*Someone yelling invariably means that they want to be heard
Lesson: My experience as a nightclub bouncer has taught me this lesson repeatedly. When people feel like their views are being respected, they’re not going to yell. When they resort to yelling, however, that is a clear signal that they believe that you aren’t listening to them, or hearing what they have to say. Their clumsy approach is just to say it louder. Recognize this, and show them that you are listening.
*Your performance WILL go down if you’re learning
Lesson: Beginners are terrible at what they’re doing. Why? Because they haven’t done it before! There is a learning curve that comes with everything that you are attempting to do, and my advice is to become very comfortable with looking like you have no idea what you’re doing. There will be an initial dip, and then you’re going to see your progress accelerate. Ride out the dip, and you’ll be on your way.
As you can see, there’s some good stuff here. Peter Bregman is a smart man, and when I read “Four Seconds”, I took notes. Mindfulness has a place everywhere in our lives, and by taking a step back before we advance forward, we can save ourselves a lot of heartache and frustration.

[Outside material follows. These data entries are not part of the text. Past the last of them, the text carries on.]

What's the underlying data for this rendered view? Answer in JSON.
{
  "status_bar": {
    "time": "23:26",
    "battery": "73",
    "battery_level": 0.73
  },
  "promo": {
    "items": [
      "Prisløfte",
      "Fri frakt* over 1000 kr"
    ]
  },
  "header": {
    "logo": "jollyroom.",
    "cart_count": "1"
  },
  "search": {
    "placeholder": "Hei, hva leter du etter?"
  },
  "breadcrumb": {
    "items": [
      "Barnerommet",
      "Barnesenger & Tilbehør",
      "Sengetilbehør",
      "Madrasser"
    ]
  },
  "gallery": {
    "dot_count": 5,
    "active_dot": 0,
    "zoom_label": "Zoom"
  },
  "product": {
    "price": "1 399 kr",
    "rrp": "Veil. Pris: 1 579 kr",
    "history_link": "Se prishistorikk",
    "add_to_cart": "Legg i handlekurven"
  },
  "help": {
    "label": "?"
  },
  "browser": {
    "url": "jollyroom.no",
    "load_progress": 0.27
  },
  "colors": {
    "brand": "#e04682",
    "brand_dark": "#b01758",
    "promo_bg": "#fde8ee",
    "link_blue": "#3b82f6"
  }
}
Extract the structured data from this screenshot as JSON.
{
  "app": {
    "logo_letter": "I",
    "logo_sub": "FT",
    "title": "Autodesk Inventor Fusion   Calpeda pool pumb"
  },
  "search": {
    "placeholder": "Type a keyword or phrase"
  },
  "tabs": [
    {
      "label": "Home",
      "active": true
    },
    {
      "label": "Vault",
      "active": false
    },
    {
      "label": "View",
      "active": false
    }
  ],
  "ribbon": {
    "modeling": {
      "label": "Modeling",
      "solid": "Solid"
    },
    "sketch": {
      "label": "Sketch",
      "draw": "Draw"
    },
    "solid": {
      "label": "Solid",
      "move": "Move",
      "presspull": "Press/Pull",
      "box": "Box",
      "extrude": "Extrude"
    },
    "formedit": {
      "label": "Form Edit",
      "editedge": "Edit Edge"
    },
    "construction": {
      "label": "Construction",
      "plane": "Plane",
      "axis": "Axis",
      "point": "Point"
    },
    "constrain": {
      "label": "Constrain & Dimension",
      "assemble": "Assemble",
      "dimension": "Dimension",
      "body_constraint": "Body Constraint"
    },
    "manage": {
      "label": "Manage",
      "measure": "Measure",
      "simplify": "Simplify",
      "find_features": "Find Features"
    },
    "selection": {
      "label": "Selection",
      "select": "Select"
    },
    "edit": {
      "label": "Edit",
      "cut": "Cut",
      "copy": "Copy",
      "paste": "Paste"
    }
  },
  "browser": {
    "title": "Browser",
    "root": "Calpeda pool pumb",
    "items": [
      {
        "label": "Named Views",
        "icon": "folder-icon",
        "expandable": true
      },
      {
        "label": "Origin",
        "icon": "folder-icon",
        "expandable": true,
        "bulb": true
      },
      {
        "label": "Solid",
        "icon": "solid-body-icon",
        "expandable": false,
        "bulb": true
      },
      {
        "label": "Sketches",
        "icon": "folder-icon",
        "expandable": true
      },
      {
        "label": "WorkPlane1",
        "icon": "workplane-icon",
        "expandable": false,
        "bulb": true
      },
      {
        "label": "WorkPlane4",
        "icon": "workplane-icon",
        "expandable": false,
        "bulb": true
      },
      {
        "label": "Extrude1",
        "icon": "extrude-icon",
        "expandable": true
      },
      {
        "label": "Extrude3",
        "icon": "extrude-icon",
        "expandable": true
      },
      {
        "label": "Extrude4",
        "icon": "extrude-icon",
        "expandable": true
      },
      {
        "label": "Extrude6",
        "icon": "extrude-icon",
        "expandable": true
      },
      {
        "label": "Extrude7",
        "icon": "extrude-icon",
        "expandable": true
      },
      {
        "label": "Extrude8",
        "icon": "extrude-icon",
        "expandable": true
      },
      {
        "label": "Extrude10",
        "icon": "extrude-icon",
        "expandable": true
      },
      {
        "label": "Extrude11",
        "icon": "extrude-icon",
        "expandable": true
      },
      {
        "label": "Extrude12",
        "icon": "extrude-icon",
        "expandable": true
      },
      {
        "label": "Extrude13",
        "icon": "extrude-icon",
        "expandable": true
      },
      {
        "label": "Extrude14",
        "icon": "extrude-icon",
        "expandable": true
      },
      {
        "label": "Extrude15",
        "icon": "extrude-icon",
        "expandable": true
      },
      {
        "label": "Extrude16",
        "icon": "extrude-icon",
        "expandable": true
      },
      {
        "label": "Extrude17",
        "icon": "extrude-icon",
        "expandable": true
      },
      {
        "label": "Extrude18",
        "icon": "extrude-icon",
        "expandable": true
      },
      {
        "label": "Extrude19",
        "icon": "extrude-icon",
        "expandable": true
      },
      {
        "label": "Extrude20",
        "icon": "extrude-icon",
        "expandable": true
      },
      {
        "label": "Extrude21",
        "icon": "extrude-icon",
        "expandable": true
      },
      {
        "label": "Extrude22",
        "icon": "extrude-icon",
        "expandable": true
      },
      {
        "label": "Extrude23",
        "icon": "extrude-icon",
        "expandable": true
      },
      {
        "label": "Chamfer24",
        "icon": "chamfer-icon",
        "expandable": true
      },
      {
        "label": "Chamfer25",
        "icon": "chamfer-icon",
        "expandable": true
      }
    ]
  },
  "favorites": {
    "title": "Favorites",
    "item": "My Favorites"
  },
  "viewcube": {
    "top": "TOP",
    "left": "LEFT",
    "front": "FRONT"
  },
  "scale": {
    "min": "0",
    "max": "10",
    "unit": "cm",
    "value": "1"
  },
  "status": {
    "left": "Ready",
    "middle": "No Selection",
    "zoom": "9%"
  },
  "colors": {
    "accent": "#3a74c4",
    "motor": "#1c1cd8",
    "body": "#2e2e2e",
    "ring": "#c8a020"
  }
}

We don’t have to unconsciously react to the demands and actions of others. We can deliberately choose how we respond to every situation in which we may find ourselves throughout the day. We can do something different than we’ve done before.
Because self-discipline is an expression of our own will, we have the power to choose how we show up in the world. It’s my hope that you will execute that power.
I hope these notes sparked your interest, or led to some new questions, or just made your life better in some way.
If they did, I’d love for you to consider donating to the phenomenal international non-profit, Doctors Without Borders. We operate all over the world, proving free medical services to those hardest hit by war, famine, and other disasters and atrocities. We never discriminate on the basis of gender, religion, ethnicity, etc. And we would be honored to receive your support.
All the best,
Matt Karamazov is a human rights activist, boxer, and writer who reads at least 100 books every year and throws 300 punches per minute. His website, Godlike Discipline, is dedicated to raising money for causes like Doctors Without Borders, and Human Rights Watch, among others. It’s also dedicated to helping people tackle their biggest willpower challenges. He also like death metal, and so, consequently doesn’t get many second dates. Here he is on a horse.